Black and white feathers distinguish males from the all-brown females in this gregarious, ground-dwelling breed, found largely in Southeast Asia and China, though populations have been introduced in Hawaii and the mainland United States.
This gimbal allowed two tandem Hasselblad cameras to simultaneously capture offset photos, producing pioneering 3D images.
Declining habitat and poaching pose threats to this species, found on small islands and in coastal regions from the Andaman and Nicobar Islands, India, east through the Malay Archipelago, to the Solomons and Palau.
Greenewalt sometimes traveled with Australian birder John Dunning, who designed a miniature tent in which trapped birds were temporarily placed to stage photo shoots, says Frank Gill, former chair of the Department of Ornithology at the Academy of Natural Sciences of Drexel University.
“It was a very effective and pioneering technique,” says Gill. “He opened doors to photography of bird flight with sophistication that very few people had.”
By 1979, Greenewalt wanted to create a permanent, curated repository for his photographs that would be accessible to scientists and the public.
“That sparked my interest,” Gill says. “No one I knew in academia was doing that.”
Gill saw an opportunity to broaden Academy holdings beyond specimen collections and to pique public interest in birds. With his staff, Gill established Visual Resources for Ornithology, or VIREO. The acronym is a play on words that also refers to a family of perching birds found from Canada to Argentina.
Some 9,000 images contributed by Greenewalt, in addition to scores more from Victor Hasselblad, form the original core of VIREO.
Over the years, the collection swelled with contributions from other photographers. It now contains 200,000 images, half of which are digitized. The database includes more than 75% of the 10,000 species of the birds in the world, says Dan Thomas, collection and intellectual property rights manager.
Licensed images from the galleries of species and habitats continue to find their way into myriad guidebooks, field manuals and birding apps.

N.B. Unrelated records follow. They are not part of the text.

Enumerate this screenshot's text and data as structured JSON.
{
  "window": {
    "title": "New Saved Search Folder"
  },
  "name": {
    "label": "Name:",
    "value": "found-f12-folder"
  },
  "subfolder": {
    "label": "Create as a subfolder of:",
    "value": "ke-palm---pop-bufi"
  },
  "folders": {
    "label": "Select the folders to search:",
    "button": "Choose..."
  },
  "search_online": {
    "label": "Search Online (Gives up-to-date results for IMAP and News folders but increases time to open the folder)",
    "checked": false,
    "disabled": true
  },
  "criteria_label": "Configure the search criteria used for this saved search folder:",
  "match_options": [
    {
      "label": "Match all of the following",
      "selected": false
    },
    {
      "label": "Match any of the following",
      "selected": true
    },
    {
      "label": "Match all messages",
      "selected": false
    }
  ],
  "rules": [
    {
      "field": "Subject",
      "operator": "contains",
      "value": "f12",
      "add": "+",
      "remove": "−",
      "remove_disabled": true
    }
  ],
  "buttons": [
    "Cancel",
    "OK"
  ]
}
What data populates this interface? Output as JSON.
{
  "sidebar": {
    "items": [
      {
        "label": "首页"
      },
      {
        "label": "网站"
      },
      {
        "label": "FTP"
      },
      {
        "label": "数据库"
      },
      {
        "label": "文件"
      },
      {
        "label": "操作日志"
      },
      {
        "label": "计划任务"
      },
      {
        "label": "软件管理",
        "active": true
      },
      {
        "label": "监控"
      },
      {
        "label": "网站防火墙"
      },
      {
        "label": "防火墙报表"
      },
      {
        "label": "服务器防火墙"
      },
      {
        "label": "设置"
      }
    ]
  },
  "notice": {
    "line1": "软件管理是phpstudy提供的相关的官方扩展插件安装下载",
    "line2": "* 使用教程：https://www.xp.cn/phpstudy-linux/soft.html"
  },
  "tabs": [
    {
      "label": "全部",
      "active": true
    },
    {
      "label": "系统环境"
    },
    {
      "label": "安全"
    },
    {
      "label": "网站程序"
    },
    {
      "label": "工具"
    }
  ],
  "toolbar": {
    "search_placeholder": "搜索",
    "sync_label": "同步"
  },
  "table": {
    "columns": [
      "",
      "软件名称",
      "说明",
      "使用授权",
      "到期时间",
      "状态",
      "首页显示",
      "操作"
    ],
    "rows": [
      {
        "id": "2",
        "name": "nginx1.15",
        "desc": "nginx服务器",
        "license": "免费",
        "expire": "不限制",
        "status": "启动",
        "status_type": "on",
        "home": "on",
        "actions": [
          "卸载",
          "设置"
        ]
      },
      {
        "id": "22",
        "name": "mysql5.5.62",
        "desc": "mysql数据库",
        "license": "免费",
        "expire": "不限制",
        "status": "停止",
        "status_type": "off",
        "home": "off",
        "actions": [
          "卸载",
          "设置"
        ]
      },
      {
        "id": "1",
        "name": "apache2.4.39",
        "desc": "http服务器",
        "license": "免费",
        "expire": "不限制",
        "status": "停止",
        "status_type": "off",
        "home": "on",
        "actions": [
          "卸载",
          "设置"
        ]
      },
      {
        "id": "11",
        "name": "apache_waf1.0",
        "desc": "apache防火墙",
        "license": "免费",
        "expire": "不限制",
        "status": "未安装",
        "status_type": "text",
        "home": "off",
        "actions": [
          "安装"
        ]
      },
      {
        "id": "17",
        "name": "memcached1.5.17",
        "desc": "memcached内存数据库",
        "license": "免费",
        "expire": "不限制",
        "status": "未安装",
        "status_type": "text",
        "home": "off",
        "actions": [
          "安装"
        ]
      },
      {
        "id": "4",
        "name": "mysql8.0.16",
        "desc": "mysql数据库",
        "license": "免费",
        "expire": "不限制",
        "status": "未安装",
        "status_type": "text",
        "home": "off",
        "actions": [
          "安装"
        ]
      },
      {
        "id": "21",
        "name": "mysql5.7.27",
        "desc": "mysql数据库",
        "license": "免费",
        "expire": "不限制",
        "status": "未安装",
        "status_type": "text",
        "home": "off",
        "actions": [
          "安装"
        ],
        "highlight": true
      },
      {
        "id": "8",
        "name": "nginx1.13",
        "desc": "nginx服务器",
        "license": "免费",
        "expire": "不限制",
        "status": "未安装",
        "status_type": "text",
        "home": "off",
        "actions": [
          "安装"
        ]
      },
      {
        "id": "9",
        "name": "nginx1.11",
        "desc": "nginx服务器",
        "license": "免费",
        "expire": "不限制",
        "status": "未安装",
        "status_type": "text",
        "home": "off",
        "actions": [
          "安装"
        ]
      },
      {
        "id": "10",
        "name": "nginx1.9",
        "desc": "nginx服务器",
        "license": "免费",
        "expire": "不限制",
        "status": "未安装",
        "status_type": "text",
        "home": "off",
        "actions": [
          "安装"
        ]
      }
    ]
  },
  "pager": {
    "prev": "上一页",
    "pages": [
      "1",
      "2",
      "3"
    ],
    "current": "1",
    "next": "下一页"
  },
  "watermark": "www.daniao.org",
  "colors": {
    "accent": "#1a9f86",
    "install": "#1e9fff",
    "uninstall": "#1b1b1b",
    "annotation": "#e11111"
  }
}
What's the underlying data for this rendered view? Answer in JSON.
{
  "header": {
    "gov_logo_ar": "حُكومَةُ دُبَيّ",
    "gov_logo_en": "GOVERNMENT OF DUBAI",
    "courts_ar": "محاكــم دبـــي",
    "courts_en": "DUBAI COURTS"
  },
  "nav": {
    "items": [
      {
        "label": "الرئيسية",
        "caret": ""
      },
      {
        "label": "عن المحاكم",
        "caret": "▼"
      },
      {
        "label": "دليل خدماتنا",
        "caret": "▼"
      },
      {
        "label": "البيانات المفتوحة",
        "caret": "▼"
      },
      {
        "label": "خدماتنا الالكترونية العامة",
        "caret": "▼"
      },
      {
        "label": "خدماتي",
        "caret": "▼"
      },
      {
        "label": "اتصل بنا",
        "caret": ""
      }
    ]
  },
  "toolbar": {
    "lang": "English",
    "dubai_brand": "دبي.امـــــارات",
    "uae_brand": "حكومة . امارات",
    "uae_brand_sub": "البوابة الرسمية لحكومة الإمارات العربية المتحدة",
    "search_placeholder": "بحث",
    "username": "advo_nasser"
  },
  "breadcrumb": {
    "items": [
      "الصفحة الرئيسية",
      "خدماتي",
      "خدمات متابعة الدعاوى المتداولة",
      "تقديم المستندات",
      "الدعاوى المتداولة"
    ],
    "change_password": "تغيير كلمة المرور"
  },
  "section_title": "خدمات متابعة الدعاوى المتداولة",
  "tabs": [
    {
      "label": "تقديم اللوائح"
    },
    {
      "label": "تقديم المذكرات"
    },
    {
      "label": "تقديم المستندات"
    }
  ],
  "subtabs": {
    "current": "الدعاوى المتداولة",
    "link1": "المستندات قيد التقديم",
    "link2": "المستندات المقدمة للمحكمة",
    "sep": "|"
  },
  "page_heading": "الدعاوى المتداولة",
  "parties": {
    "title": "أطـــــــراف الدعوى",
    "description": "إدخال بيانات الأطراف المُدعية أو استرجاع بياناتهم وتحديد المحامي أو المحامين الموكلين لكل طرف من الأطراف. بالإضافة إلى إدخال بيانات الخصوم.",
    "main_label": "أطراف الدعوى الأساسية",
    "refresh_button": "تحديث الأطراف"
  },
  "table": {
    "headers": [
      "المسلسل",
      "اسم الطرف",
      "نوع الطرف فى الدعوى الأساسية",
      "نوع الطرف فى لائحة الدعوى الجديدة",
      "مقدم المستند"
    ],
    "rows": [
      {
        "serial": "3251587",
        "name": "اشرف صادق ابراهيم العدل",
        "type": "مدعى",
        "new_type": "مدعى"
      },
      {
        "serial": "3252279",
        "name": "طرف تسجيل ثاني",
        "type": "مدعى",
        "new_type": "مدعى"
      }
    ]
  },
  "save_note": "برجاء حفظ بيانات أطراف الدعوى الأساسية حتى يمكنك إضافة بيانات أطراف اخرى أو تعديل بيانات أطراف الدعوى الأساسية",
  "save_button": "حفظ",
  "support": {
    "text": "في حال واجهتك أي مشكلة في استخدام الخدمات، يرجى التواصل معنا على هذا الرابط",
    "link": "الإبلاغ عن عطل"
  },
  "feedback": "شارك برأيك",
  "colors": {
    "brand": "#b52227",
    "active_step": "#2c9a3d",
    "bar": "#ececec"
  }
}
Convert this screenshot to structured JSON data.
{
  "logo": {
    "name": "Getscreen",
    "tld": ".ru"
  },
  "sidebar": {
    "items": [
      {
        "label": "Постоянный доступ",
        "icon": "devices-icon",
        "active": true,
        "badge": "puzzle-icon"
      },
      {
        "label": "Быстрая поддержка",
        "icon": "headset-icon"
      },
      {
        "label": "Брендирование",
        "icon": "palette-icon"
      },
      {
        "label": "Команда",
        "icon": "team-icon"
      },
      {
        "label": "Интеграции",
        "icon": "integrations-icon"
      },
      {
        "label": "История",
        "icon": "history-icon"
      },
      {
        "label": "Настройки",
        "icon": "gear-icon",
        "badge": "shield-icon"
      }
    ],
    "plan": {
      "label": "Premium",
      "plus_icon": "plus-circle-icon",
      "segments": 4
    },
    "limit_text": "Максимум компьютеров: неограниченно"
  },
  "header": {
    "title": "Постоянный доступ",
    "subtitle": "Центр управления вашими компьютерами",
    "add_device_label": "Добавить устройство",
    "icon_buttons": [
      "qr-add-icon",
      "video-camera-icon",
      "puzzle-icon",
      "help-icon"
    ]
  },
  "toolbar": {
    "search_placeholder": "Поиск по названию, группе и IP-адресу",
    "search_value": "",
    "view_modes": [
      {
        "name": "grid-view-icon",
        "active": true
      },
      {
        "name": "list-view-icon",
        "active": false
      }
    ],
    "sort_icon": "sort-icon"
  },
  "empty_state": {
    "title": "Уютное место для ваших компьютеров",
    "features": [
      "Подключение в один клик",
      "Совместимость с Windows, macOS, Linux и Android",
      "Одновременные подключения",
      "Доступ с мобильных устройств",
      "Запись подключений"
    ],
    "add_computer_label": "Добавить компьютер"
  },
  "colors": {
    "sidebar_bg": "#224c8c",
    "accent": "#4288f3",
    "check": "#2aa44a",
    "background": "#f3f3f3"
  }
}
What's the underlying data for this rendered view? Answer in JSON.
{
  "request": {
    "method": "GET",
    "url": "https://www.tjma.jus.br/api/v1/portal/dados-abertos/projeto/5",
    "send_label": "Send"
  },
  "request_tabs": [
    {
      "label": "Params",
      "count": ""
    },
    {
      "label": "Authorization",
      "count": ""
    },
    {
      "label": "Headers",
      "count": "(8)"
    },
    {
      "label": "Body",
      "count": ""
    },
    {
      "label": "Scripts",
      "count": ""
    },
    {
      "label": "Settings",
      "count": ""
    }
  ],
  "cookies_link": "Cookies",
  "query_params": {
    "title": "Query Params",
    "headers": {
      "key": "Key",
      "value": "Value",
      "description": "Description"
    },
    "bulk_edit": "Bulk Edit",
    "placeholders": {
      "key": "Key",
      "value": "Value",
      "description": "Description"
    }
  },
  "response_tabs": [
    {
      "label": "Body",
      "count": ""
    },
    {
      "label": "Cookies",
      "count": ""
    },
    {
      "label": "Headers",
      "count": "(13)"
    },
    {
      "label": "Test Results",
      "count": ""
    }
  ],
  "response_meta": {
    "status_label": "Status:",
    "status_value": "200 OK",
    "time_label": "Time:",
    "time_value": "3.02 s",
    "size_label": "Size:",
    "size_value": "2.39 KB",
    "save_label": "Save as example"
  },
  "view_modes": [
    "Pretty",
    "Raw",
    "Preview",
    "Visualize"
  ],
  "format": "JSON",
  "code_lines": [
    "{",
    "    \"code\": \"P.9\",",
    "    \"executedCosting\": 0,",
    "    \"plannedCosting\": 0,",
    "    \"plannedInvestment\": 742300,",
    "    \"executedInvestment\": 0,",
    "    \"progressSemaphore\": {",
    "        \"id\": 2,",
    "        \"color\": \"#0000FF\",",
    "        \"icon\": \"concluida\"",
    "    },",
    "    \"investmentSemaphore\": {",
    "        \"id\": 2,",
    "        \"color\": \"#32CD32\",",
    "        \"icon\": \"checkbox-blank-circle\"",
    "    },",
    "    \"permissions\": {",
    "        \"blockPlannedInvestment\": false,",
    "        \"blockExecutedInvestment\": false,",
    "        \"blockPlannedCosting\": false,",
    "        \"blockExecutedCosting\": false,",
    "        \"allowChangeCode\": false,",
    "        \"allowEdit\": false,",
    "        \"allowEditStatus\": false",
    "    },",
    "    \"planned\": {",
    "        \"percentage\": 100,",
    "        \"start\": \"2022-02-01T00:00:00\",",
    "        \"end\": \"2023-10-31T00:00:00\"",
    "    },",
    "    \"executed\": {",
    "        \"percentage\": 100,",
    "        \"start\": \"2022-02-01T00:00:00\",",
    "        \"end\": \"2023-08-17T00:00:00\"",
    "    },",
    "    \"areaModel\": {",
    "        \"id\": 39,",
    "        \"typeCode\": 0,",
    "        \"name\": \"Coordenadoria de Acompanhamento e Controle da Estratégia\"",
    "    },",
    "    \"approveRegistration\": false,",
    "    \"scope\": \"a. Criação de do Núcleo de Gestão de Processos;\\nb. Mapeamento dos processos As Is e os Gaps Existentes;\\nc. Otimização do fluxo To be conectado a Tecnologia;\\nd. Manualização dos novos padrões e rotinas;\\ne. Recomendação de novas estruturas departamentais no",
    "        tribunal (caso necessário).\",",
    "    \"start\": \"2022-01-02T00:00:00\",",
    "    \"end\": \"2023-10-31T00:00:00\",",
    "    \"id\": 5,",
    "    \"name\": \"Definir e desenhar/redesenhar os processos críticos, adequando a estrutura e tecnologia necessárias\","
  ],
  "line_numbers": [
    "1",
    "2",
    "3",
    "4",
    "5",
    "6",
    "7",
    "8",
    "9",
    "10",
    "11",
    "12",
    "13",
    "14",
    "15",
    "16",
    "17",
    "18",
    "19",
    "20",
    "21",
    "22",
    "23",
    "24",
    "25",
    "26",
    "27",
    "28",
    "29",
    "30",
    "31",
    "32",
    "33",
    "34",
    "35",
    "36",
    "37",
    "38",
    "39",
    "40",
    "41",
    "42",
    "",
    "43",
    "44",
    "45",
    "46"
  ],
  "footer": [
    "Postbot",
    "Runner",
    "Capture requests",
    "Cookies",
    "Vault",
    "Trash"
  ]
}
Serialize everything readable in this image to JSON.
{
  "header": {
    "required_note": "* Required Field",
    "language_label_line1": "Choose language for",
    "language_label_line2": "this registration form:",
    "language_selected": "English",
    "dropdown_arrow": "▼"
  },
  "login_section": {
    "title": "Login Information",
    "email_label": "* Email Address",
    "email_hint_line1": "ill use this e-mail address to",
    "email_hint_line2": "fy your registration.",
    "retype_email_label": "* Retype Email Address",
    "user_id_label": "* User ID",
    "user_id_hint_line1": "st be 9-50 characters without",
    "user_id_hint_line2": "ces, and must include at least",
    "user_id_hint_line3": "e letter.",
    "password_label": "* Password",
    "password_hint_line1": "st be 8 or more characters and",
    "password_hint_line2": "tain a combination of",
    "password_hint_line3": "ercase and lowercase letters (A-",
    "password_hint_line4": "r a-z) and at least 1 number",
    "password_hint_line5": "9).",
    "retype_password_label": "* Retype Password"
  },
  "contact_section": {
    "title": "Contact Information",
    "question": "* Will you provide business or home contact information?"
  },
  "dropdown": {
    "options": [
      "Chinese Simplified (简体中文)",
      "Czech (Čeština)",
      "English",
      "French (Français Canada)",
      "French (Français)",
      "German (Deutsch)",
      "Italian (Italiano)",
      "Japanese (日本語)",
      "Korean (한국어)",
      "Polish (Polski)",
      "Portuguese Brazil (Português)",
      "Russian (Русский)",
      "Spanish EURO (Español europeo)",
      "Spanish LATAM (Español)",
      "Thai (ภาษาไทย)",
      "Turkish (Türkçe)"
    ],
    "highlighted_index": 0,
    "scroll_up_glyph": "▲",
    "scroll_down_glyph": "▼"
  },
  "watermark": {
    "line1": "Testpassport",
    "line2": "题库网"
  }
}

Thousands of users have registered on the VIREO site to create personal collections and view images that aid in identifying birds encountered in the wild, Thomas says. Public viewing access is free and educators can purchase licenses.